Now that the HBO limited series The Night Of concluded on Sunday, praise for the crime drama is pouring in. I’m going to add to that praise by stating that this was one of the finest police/courtroom procedural dramas I’ve watched in a long time. What makes The Night Of unique in its excellence is how well the creators of this show were able to defy expectations. Expectations about the arc of the characters, expectations about their motivations, and expectations about type casting. Stories that involve men with brown skin and Muslim backgrounds reinforce the stereotype that they are either terrorists, rapists, or generally up to no good. The Night Of does not skirt these stereotypes — at least in how other characters view the main character Nazir Kahn (as played by Riz Ahmed) — but the creators of the show play with perception and reality in ways that’s unexpected.
The set up is fairly simple: Nazir is in his early 20s, in college, tutors basketball players on the side, lives at home, and seems like a good, but somewhat awkward, kid from Queens. One night, Naz gets invited to a party in Manhattan, but gets stood up by a friend before he’s set to go. So he takes his dad’s taxi (without telling him), gets lost in Manhattan, and ends up with a young woman (Andrea, played by Sophia Black D’Elia) in the back seat of his cab. Through the course of the evening, Naz (who is, on the surface, fairly clean cut) ends up drinking with Andrea (he doesn’t drink), taking drugs with her (he doesn’t take drugs) and having sex with her in her house (he’s only had sex one other time).
Post-coital, Naz wakes up in Andrea’s kitchen, and is a bit bleary-eyed from his drug and alcohol fueled tryst with Andrea. He walks upstairs to her bedroom to say goodbye, only to find her dead with multiple stab wounds. In a panic, he runs out of the house to his cab, only to realize that he doesn’t have his keys. So, he breaks a window on Andrea’s front door, cuts his hand in the process, grabs his keys and a knife that (presumably) was used to kill her, and flees the scene of the crime. After a wrong turn in his cab, Naz is pulled over by police, and through a series of unfortunate events, he becomes the prime suspect in the murder.
The Night Of is so compelling because the set-up is so strong, and the characters are drawn so well, that it’s very difficult not to get hooked. And as it is with procedurals where the police and lawyers dig into the lives of people, the more we as viewers know about the principle players, the more we are aware that all is not what it seems. Good kids aren’t always so good, bad people aren’t always outwardly bad, and the criminal justice system is rife with apathy and laziness that corrupts the system in subtle and not-so-subtle ways. Moreover, there’s an all-enveloping milieu of claustrophobia that keeps the tension level high in episode after episode. Credit the cinematography of Igor Martinovic and Robert Elswit and Steven Zaillian’s direction. Of course, without a stellar cast, The Night Of could have been a ho-hum affair.

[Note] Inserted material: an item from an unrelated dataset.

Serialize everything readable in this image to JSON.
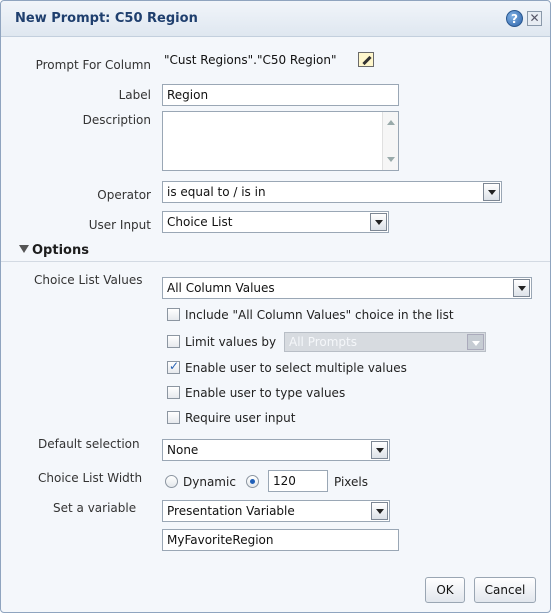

In addition to Riz Ahmed’s slow transformation from nervous and awkward kid to hardened prisoner, John Turturro’s portrayal of an asthmatic bottom-feeder lawyer — who has a bad skin condition and a cat allergy — is probably one of the best performances he’s done in his career. The other standouts are Michael Kenneth Williams as Freddy, the cruel, but intellectually curious prison boss, Bill Camp as Detective Box, Jeannie Berlin as Helen Weiss, an assistant DA prosecuting Naz for murder, and Amara Karan as Chandra Kapoor — Naz’s lead lawyer in his trial. Naz’s parents (played by Peyman Moaadi and Poorna Jagannathan) are wonderful as an immigrant couple who have a limited understanding of the mores of living in New York City. Yes, they have worked hard to achieve a middle class lifestyle, have raised two kids who are more American than Pakistani, and there are many moments when the husband and wife quietly struggle to wade through the morass of the criminal justice system, the wary-looks and social shunning they have to endure by their own community and the wider society, and pained looks on their faces when they sit in the courtroom and hear graphic stories about how their “good son” isn’t all that good.
Of course, the burning question is: did Naz kill Andrea? He’s not sure because he blacked out before finding her body. There are other suspects who may or may not have murdered the girl, but when we do find out who killed her, there are more than a few moments when one is not sure what awaits Naz. Freedom or prison? Pesky ethics get in the way and make the central players in Naz’s defense and prosecution have to make some hard choices.
Now that the series has concluded, this is a prime time to binge watch this show on HBO. There so much compelling TV here, that you’ll be hooked from the get-go. So go forth and binge on The Night Of (if you haven’t already seen it), and you’ll come away extremely satisfied with this dark and tortuous journey.